 Go see ‘Buried’, you will feel utterly drained afterwards but it’s so worth it. A grand film that holds its audience by the throat and fails to let go.
Verdict: 4 out of 5 – A white knuckle rollercoaster ride in the space of 6 feet. You don’t watch ‘Buried’, you survive it.
By Chris Haydon

Friday, 1 October 2010

Who do you Think Should Direct the New 'Superman' Picture?

Who Should Direct The Man of Steel's Next Outing?

The shortlist of directors for the next 'Superman' project have finally been announced. Clark Kent has stayed on the small-screen throughout the Noughties with Alfred Gough and Miles Miller's amazing show 'Smallville' (2001-2011) and he's only had the one big-screen outing in Bryan Singer's brilliant 'Superman Returns' in 2006.

 With the success of DC Comics movies over the last decade ('Batman Begins', 'The Dark Knight' ect.) and with big films due out over the next few months including 'Red' and 'Green Lantern', it was inevitable that 'Superman' would swoop back into the cinema.

 Here are the list of directors who are potential directors for the new movie. After reading the list, post a comment on the blog and let me know who you think would be the best and why!


Duncan Jones (United Kingdom)

- Directed the wonderful Indie Sci-Fi hit 'Moon' which was an incredible achievement and an astonishing debut picture.

- He's young and has a keen eye for detail, character development and narrative formatting.


Tony Scott (United Kingdom)

- Is an Action nut with some of the best modern Actioners under his belt ('Man on Fire', 'True Romance', 'Enemy of the State' ect.) He would feel no pressure with the gravity of this project.

-His older brother Ridley could be a valuable asset to the picture.


Matt Reeves (United States)

- Like Jones, he has made an incredible picture on a tiny budget, 'Cloverfield'. He is also the director of the American Horror re-make, 'Let Me In' which looks more than promising.

- He's young, and he is close with JJ Abrams, who lets face it, would be a brilliant producer for the movie.

Zack Snyder (United States)

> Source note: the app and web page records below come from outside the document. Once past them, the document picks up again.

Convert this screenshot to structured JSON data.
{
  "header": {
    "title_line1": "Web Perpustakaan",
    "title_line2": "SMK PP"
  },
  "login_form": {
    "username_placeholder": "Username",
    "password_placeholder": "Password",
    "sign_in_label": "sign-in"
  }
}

- He's used to madness on sets and locations so 'Superman' would be a walk in the park.

- He might love CGI a little too much, but Snyder is a huge fanboy at heart and has already made films that Comic Book fans love ('300', 'Watchmen' and new picture 'Sucker Punch' due early 2011).

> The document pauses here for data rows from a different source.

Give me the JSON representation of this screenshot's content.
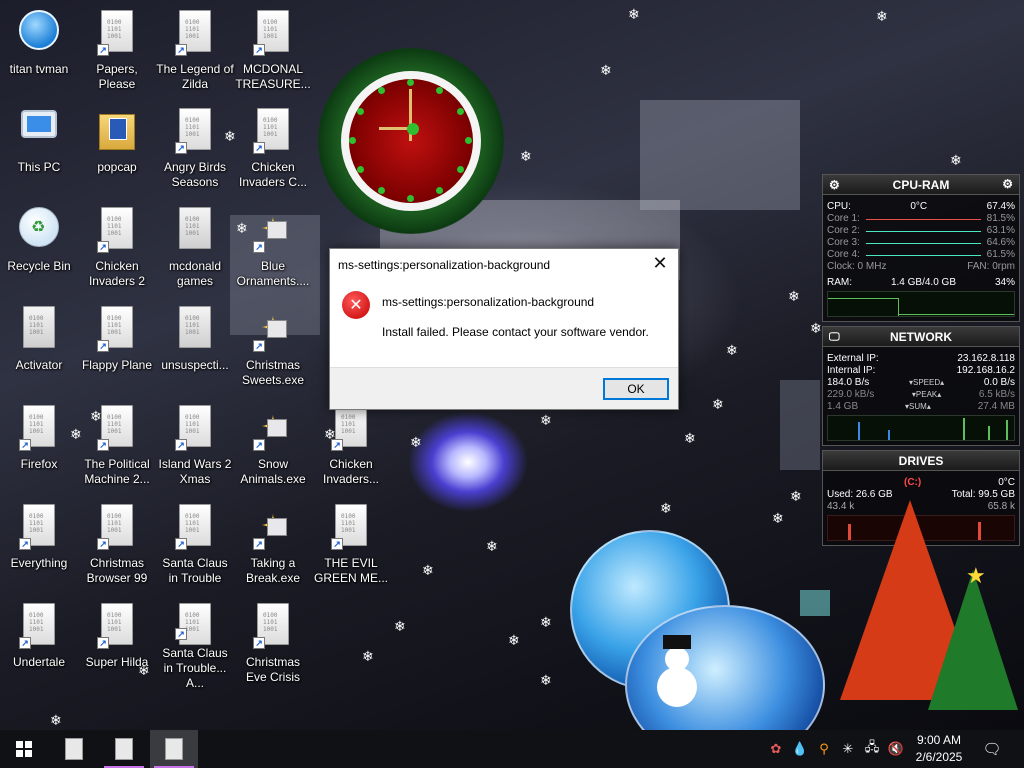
{
  "desktop": {
    "icons": [
      {
        "label": "titan tvman",
        "kind": "app"
      },
      {
        "label": "Papers, Please",
        "kind": "doc"
      },
      {
        "label": "The Legend of Zilda",
        "kind": "doc"
      },
      {
        "label": "MCDONAL TREASURE...",
        "kind": "doc"
      },
      {
        "label": "This PC",
        "kind": "pc"
      },
      {
        "label": "popcap",
        "kind": "folder"
      },
      {
        "label": "Angry Birds Seasons",
        "kind": "doc"
      },
      {
        "label": "Chicken Invaders C...",
        "kind": "doc"
      },
      {
        "label": "Recycle Bin",
        "kind": "bin"
      },
      {
        "label": "Chicken Invaders 2",
        "kind": "doc"
      },
      {
        "label": "mcdonald games",
        "kind": "file"
      },
      {
        "label": "Blue Ornaments....",
        "kind": "ornament"
      },
      {
        "label": "Activator",
        "kind": "file"
      },
      {
        "label": "Flappy Plane",
        "kind": "doc"
      },
      {
        "label": "unsuspecti...",
        "kind": "file"
      },
      {
        "label": "Christmas Sweets.exe",
        "kind": "ornament"
      },
      {
        "label": "Firefox",
        "kind": "doc"
      },
      {
        "label": "The Political Machine 2...",
        "kind": "doc"
      },
      {
        "label": "Island Wars 2 Xmas",
        "kind": "doc"
      },
      {
        "label": "Snow Animals.exe",
        "kind": "ornament"
      },
      {
        "label": "Chicken Invaders...",
        "kind": "doc"
      },
      {
        "label": "Everything",
        "kind": "doc"
      },
      {
        "label": "Christmas Browser 99",
        "kind": "doc"
      },
      {
        "label": "Santa Claus in Trouble",
        "kind": "doc"
      },
      {
        "label": "Taking a Break.exe",
        "kind": "ornament"
      },
      {
        "label": "THE EVIL GREEN ME...",
        "kind": "doc"
      },
      {
        "label": "Undertale",
        "kind": "doc"
      },
      {
        "label": "Super Hilda",
        "kind": "doc"
      },
      {
        "label": "Santa Claus in Trouble... A...",
        "kind": "doc"
      },
      {
        "label": "Christmas Eve Crisis",
        "kind": "doc"
      }
    ]
  },
  "dialog": {
    "title": "ms-settings:personalization-background",
    "close_glyph": "✕",
    "heading": "ms-settings:personalization-background",
    "message": "Install failed. Please contact your software vendor.",
    "ok_label": "OK",
    "icon": "error-icon"
  },
  "cpu_ram": {
    "title": "CPU-RAM",
    "cpu_label": "CPU:",
    "cpu_temp": "0°C",
    "cpu_percent": "67.4%",
    "cores": [
      {
        "label": "Core 1:",
        "value": "81.5%",
        "color": "#e8504a"
      },
      {
        "label": "Core 2:",
        "value": "63.1%",
        "color": "#4ae8c0"
      },
      {
        "label": "Core 3:",
        "value": "64.6%",
        "color": "#4ae8c0"
      },
      {
        "label": "Core 4:",
        "value": "61.5%",
        "color": "#4ae8c0"
      }
    ],
    "clock": "Clock: 0 MHz",
    "fan": "FAN: 0rpm",
    "ram_label": "RAM:",
    "ram_value": "1.4 GB/4.0 GB",
    "ram_percent": "34%"
  },
  "network": {
    "title": "NETWORK",
    "external_label": "External IP:",
    "external_value": "23.162.8.118",
    "internal_label": "Internal IP:",
    "internal_value": "192.168.16.2",
    "speed_down": "184.0 B/s",
    "speed_label": "▾SPEED▴",
    "speed_up": "0.0 B/s",
    "peak_down": "229.0 kB/s",
    "peak_label": "▾PEAK▴",
    "peak_up": "6.5 kB/s",
    "sum_down": "1.4 GB",
    "sum_label": "▾SUM▴",
    "sum_up": "27.4 MB"
  },
  "drives": {
    "title": "DRIVES",
    "drive_letter": "(C:)",
    "temp": "0°C",
    "used": "Used: 26.6 GB",
    "total": "Total: 99.5 GB",
    "read": "43.4 k",
    "write": "65.8 k"
  },
  "taskbar": {
    "time": "9:00 AM",
    "date": "2/6/2025",
    "tray_icons": [
      "colorful-tray-icon",
      "drop-icon",
      "search-tray-icon",
      "snowflake-icon",
      "network-icon",
      "volume-muted-icon",
      "notification-icon"
    ]
  }
}
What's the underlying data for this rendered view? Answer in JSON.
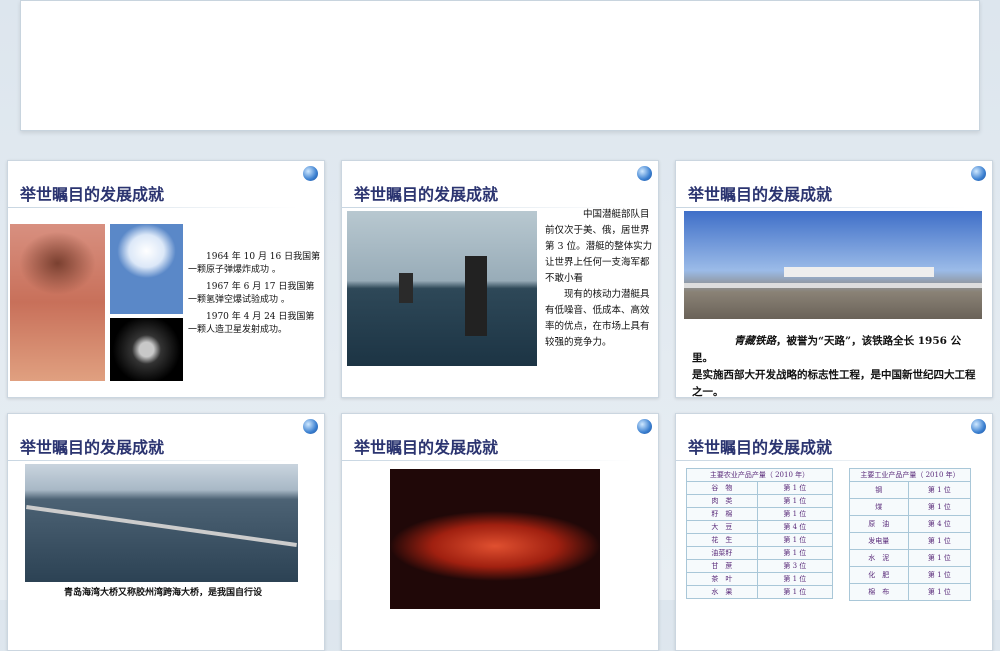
{
  "slides": [
    {
      "title": "举世瞩目的发展成就",
      "paras": [
        "1964 年 10 月 16 日我国第一颗原子弹爆炸成功 。",
        "1967 年 6 月 17 日我国第一颗氢弹空爆试验成功 。",
        "1970 年 4 月 24 日我国第一颗人造卫星发射成功。"
      ]
    },
    {
      "title": "举世瞩目的发展成就",
      "paras": [
        "中国潜艇部队目前仅次于美、俄，居世界第 3 位。潜艇的整体实力让世界上任何一支海军都不敢小看",
        "现有的核动力潜艇具有低噪音、低成本、高效率的优点，在市场上具有较强的竞争力。"
      ]
    },
    {
      "title": "举世瞩目的发展成就",
      "italic": "青藏铁路",
      "line1": "，被誉为“天路”，该铁路全长 1956 公里。",
      "line2": "是实施西部大开发战略的标志性工程，是中国新世纪四大工程之一。"
    },
    {
      "title": "举世瞩目的发展成就",
      "caption": "青岛海湾大桥又称胶州湾跨海大桥，是我国自行设"
    },
    {
      "title": "举世瞩目的发展成就"
    },
    {
      "title": "举世瞩目的发展成就",
      "agri": {
        "header": "主要农业产品产量（ 2010 年）",
        "rows": [
          [
            "谷　物",
            "第 1 位"
          ],
          [
            "肉　类",
            "第 1 位"
          ],
          [
            "籽　棉",
            "第 1 位"
          ],
          [
            "大　豆",
            "第 4 位"
          ],
          [
            "花　生",
            "第 1 位"
          ],
          [
            "油菜籽",
            "第 1 位"
          ],
          [
            "甘　蔗",
            "第 3 位"
          ],
          [
            "茶　叶",
            "第 1 位"
          ],
          [
            "水　果",
            "第 1 位"
          ]
        ]
      },
      "ind": {
        "header": "主要工业产品产量（ 2010 年）",
        "rows": [
          [
            "钢",
            "第 1 位"
          ],
          [
            "煤",
            "第 1 位"
          ],
          [
            "原　油",
            "第 4 位"
          ],
          [
            "发电量",
            "第 1 位"
          ],
          [
            "水　泥",
            "第 1 位"
          ],
          [
            "化　肥",
            "第 1 位"
          ],
          [
            "棉　布",
            "第 1 位"
          ]
        ]
      }
    }
  ]
}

Jonathan Liebesman (South Africa)

- Has mainly made fairly poor Horror re-makes but his next film 'Battle: Los Angeles' looks like a real nerve-shredding picture and judging from the trailer, it's directed with real skill.

- He's already been named the director of 'Clash of the Titans 2', so Hollywood clearly trust him with a big project and a huge budget

Darren Aronofsky (United States)

- Aronofsky's filmography is something of genius. With pictures like 'Requiem for a Dream', 'The Wrestler' and 'Black Swan' to his name, he is a truly talented filmmaker who will bring a lot to 'Superman'.

- At heart he's an Art director which could, if applied correctly, make this new 'Superman' the most original yet.

Christopher Nolan (United Kingdom)

- Nolan is the one to beat in Hollywood currently. With such an outstanding filmography including 'Batman Begins', 'The Dark Knight', 'Memento' and 'Inception', it's not too difficult to see that he will probably be DC Comics and Warner Bros. first choice.

- He's already producing the picture so he might decide to sit back on this one and focus on directing the third 'Batman' picture.

So, that's the list, now let me know who you think would be the best! Also let me know who you're choice of Superman, Lois Lane and Lex Luthor would be!

My choices are:

Superman - Tom Welling or Jon Hamm
Lois Lane - Natalie Portman or Rachael McAdams
Lex Luthor - Jackie Earle Hayley, Michael Rosenbaum or Kevin Bacon